"...assessment drives the curriculum in a way which is harmful, increasingly ridiculous to the world and ultimately untenable."
Yet everyone knows the solutions: an education system where there is fluidity across subjects according to the skills and values being developed, which acknowledges complexity and which replicates the learning that a person will need to do again and again in the different and changing contexts which their lives and careers will bring. This should be combined with a curriculum which is slower and broader for longer so that people can maintain the skill sets they will need and develop areas of weakness to improve them rather than give up on them. Assessment methods should replicate real situations where the application of skills and knowledge will be put into effect in the future and which are adaptive and interactive, group or team-based and formative – much more like an interview process than an exam, and designed to measure soft skills and collaborative problem-solving ability instead of memory and bodies of knowledge. All this should be combined with a sensible and soft division between technical, academic and values-based routes combining varying degrees of each as people move towards specialism and employment. And so on: it seems there is little disagreement about the ideal.

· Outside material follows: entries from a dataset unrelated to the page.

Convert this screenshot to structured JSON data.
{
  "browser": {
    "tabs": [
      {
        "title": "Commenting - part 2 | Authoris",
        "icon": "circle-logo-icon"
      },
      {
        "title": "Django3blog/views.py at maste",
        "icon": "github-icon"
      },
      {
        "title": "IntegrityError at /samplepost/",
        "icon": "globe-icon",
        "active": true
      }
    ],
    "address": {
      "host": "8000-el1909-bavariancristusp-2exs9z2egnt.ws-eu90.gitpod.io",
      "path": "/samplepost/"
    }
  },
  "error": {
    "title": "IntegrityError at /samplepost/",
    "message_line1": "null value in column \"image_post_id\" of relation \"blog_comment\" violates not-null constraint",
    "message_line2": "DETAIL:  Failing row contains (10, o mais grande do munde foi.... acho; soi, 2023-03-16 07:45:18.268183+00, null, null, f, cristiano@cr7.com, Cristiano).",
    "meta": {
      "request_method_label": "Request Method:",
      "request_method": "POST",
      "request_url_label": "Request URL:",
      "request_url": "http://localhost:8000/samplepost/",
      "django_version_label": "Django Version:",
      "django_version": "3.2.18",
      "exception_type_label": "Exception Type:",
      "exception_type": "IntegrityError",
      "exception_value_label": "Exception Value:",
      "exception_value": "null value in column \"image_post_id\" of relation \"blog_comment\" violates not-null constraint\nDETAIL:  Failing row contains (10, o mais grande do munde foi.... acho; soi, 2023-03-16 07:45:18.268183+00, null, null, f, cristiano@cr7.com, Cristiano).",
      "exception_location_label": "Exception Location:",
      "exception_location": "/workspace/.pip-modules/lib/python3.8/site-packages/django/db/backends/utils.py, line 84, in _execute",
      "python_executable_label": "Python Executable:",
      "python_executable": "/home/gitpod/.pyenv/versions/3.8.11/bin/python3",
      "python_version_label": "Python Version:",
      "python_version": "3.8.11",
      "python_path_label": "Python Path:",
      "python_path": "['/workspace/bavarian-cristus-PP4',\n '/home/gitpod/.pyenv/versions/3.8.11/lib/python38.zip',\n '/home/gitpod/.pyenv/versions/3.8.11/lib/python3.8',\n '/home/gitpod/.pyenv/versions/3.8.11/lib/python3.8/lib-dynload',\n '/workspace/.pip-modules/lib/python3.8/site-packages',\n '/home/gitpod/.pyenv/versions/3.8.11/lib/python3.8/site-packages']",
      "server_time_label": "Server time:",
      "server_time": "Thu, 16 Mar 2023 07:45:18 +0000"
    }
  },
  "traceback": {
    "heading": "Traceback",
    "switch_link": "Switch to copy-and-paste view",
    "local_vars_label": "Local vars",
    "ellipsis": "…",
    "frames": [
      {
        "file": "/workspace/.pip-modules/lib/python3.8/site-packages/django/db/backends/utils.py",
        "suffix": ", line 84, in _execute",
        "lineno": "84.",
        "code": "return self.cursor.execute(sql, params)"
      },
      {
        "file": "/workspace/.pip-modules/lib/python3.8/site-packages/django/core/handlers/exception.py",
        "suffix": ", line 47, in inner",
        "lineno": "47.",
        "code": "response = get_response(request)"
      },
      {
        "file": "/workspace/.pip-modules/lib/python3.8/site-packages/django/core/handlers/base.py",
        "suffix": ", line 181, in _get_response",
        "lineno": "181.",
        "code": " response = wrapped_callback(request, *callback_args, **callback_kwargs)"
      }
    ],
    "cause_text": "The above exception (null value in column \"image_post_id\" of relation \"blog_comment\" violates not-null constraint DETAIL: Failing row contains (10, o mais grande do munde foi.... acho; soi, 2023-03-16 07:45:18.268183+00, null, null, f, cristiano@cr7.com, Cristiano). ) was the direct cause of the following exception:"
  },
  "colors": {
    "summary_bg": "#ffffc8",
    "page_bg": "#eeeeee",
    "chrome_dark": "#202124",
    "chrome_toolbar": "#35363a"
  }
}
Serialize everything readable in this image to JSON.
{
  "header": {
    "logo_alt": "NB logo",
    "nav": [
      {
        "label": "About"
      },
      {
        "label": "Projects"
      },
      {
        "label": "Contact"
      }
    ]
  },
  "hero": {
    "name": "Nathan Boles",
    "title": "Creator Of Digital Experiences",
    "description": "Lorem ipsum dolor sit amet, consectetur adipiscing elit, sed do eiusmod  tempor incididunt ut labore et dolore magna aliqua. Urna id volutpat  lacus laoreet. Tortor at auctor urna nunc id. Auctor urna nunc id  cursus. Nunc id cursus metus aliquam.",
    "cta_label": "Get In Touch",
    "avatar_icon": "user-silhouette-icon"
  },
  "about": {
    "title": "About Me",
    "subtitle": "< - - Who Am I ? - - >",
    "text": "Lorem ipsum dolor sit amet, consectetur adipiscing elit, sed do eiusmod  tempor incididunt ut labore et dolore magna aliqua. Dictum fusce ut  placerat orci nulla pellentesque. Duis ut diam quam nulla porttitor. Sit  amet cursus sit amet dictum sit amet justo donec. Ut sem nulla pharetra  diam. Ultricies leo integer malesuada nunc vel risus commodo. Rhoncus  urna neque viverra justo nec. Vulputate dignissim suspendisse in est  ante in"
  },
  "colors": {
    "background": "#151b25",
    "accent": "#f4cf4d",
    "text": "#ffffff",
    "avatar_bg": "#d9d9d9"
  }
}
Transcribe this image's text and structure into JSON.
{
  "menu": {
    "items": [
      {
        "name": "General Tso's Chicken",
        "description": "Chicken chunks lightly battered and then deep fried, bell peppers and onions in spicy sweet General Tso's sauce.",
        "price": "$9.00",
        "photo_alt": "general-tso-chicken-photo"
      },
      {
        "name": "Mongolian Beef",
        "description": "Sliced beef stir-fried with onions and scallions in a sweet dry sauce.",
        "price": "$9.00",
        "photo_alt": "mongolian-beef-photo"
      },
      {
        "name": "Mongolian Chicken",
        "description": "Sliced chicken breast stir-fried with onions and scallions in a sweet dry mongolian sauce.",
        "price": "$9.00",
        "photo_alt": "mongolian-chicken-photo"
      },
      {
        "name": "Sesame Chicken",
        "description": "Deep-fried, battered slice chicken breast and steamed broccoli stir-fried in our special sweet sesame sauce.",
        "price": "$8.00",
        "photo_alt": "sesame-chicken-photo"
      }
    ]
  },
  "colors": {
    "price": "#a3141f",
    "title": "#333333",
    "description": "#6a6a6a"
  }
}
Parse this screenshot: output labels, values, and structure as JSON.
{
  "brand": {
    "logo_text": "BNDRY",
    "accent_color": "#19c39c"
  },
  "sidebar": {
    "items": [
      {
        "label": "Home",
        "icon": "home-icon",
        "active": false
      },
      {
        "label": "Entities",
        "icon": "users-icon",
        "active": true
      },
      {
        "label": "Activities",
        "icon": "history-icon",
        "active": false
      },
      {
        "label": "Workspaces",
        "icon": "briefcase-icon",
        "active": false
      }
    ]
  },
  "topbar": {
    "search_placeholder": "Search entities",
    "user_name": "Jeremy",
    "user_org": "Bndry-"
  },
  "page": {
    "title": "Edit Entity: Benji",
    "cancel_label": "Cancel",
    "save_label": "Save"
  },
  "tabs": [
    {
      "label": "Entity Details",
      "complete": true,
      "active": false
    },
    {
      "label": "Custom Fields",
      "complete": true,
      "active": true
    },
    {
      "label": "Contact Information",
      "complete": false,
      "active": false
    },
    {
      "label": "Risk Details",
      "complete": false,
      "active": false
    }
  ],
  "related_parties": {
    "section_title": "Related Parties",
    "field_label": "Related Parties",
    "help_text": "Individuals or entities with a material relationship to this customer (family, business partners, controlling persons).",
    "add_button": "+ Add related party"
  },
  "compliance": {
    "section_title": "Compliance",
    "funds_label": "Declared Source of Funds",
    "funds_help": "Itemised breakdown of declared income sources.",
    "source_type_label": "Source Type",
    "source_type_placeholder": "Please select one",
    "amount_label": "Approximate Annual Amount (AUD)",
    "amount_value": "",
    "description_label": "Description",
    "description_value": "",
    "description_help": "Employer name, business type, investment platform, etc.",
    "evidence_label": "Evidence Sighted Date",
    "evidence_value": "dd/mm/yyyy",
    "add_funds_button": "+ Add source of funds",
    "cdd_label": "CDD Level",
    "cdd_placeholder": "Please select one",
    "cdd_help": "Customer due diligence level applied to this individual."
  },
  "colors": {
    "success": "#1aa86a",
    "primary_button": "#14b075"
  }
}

The difficulty is that to get from one to the other seems practically impossible, at least on the grand scale where there is an apparent massive risk and in fact no resources available to accomplish such a change. That gap seems every bit as unbridgeable as the one facing the medieval engineers trying to span Ely Cathedral's roof seven centuries ago.
But bridge it they did and bridge it we must; and I believe there is a real opportunity for independent schools to take the lead here if we have the strength and confidence to do so. To make it happen will involve a great deal of trust: trust by school leaders in our schools' ethos, heritage and founding missions; trust in the professionalism, expertise and vocation of our staff; trust in parents that they will see what their children really need as being different from their own experience, and in turn trust by those parents in our vision and ability to deliver it; trust in our universities, employers and independent inspection system to recognise the value and rigour of the aims we set ourselves; and, perhaps most of all, trust in the children under our care as members of the most entrepreneurial, flexible, serious-minded, globally aware and optimistic generation we have ever seen.
We are already beginning to see glimmers of this change, for example, in increasing breadth and independent investigation via the IB Diploma or the Extended Project Qualification at Sixth Form, and in similar initiatives in earlier years which some schools are starting to promote explicitly. We are also seeing it in the rejection of IGCSE and GCSE at 16+ in favour of home-grown curricula which other schools are exploring and pioneering. And in many schools, there is an increased emphasis on holistic education – personal development, values, creativity and community which will underpin our future for centuries after pen and paper exams have withered away.
Our children already instinctively know the need for all this: social media is full of their quest for precisely these sorts of understanding and development, reachings-out for answers from each other and workings-out of how to meet the world they experience today. So it is for us now to use all our resources and independence as schools to rise to their challenge and prove our relevance to them anew.